Rachael Field Roddis – Personal Trainer, pre & post-natal qualified trainer and mom of one has taken the time to write a piece for Tom Astley Physiotherapy blog. So sit back and relax with a cup of brew before making those plans for returning to exercise:
The mentality of eating for two and giving up exercise during pregnancy has thankfully waned in recent years. If a pregnancy is without complications and the mum-to-be is clear of injury and/or medical conditions there should be no reason to prevent safe, appropriate and modified exercise all the way to full-term. Like any fitness programme it should be prescribed to suit the woman’s own health, lifestyle and fitness levels, we are unique and so is each pregnancy. Using my own pregnancy as an example, you can see from the first to the third trimester different physiological and biochemical changes just require exercise adaptations to workout safely.
In the first trimester (0-12 weeks) training was hampered by sickness. Being sick on the gym floor was not going to make me any friends and so I trained less frequently due to the nausea and fatigue. One of the first valuable lessons I learnt about pre-natal exercise: “Listen to your body and don’t exercise to exhaustion.”
Changes in hormone levels require more care and attention to be taken when exercising. Asking the mum-to-be to look out for the signs and verbally screening before you start each training session is crucial. The hormone relaxin softens ligaments and connective tissues throughout the whole body, but is meant to primarily prepare the pelvis for delivery and cervix dilation. When I reached the second trimester (13-26 weeks) my joints started to feel unstable when running on a treadmill. To prevent injury I lowered the impact and used a cross-trainer. My flexibility increased and I had to be mindful of this when stretching and not taking exercises past the usual range of motion. Each woman will be different and some don’t feel these major changes but err on the side of caution at all times.

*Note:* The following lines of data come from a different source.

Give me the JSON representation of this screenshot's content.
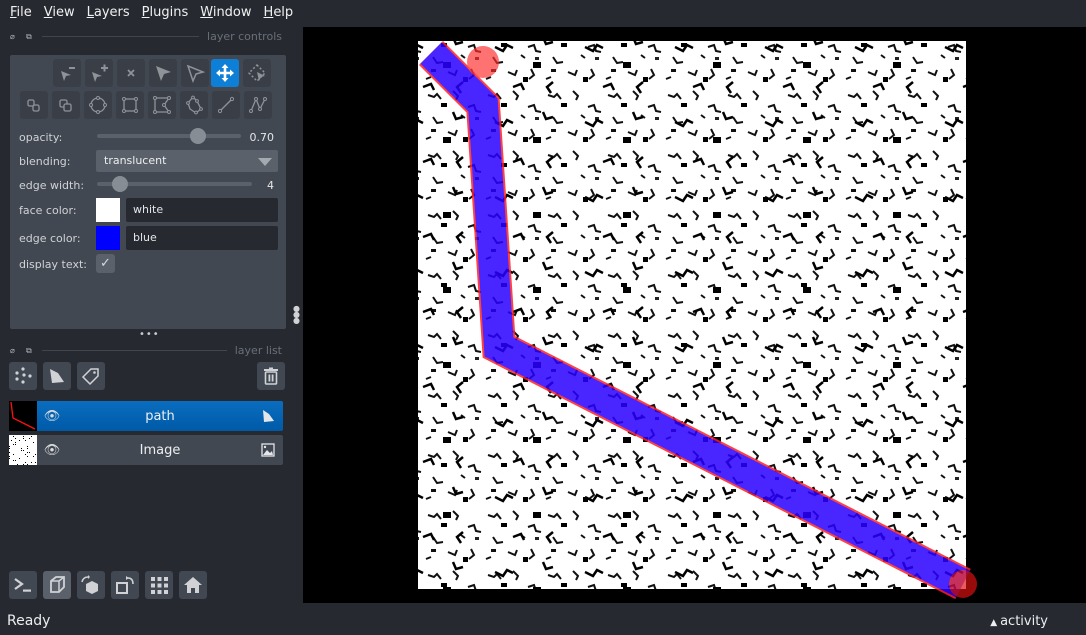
{
  "menu": [
    "File",
    "View",
    "Layers",
    "Plugins",
    "Window",
    "Help"
  ],
  "menu_mnemonics": [
    "F",
    "V",
    "L",
    "P",
    "W",
    "H"
  ],
  "layer_controls": {
    "title": "layer controls",
    "tools_row1": [
      "remove-points",
      "add-points",
      "delete-selected",
      "select-vertices",
      "select-shapes",
      "pan-zoom",
      "transform"
    ],
    "tools_row2": [
      "move-to-back",
      "move-to-front",
      "add-ellipses",
      "add-rectangles",
      "add-polygons",
      "add-polygon-lasso",
      "add-lines",
      "add-paths"
    ],
    "active_tool": "pan-zoom",
    "opacity_label": "opacity:",
    "opacity_value": "0.70",
    "opacity_fraction": 0.7,
    "blending_label": "blending:",
    "blending_value": "translucent",
    "edge_width_label": "edge width:",
    "edge_width_value": "4",
    "edge_width_fraction": 0.15,
    "face_color_label": "face color:",
    "face_color_value": "white",
    "face_color_hex": "#ffffff",
    "edge_color_label": "edge color:",
    "edge_color_value": "blue",
    "edge_color_hex": "#0000ff",
    "display_text_label": "display text:",
    "display_text_checked": true
  },
  "layer_list": {
    "title": "layer list",
    "layers": [
      {
        "name": "path",
        "type": "shapes",
        "selected": true,
        "visible": true
      },
      {
        "name": "Image",
        "type": "image",
        "selected": false,
        "visible": true
      }
    ]
  },
  "status": {
    "text": "Ready",
    "activity_label": "activity"
  },
  "colors": {
    "accent": "#0d7fd7",
    "path_edge": "#0000ff",
    "path_highlight": "#ff0000"
  }
}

On the homestretch, the third trimester (27-40 weeks) and more than anything the size of a woman’s bump will now probably dictate what exercise can and cannot be performed. For me it wasn’t the size of my bump but a change to my centre of gravity that forced me to adapt exercises. A lack of balance made it more difficult to perform exercises I’d usually find easy. To continue executing them I made modifications, for example by working unilaterally and using an inclined bench or wall for support.
Resuming exercise after the birth depends on the type of delivery and what happens during labour. At present it is suggested that after a vaginal delivery it should be at least six weeks and for a caesarean section it’s twelve weeks, to allow for post-operative healing. A medical professional must give the post-natal client the ‘all-clear’ before she starts exercising. I was grateful to receive an exercise sheet from a physiotherapist after the birth, which had safe gentle abdominal and pelvic floor exercises that I could do straight away. After the ‘all-clear’ from the GP it was a case of me creating time for fitness while adapting to motherhood and breastfeeding too.
Pre and post-natal exercise has so many psychological and physiological benefits, why would we not promote it? As fitness professionals we have the ability to support, encourage and provide knowledge for risk-free enjoyable exercise during this remarkable period.
At Tom Astley Physiotherapy we advocate exercise participation through pregnancy and post-pregnancy, we can offer you pre & post natal Pilates classes in small groups lead by a qualified Physiotherapist – Anna Meggitt at Project: Me (N8 8JQ).
Contact us on 0203 659 3545 or firstname.lastname@example.org
The author and contributor to the blog, Rachael, also works in North London and is available for private personal training.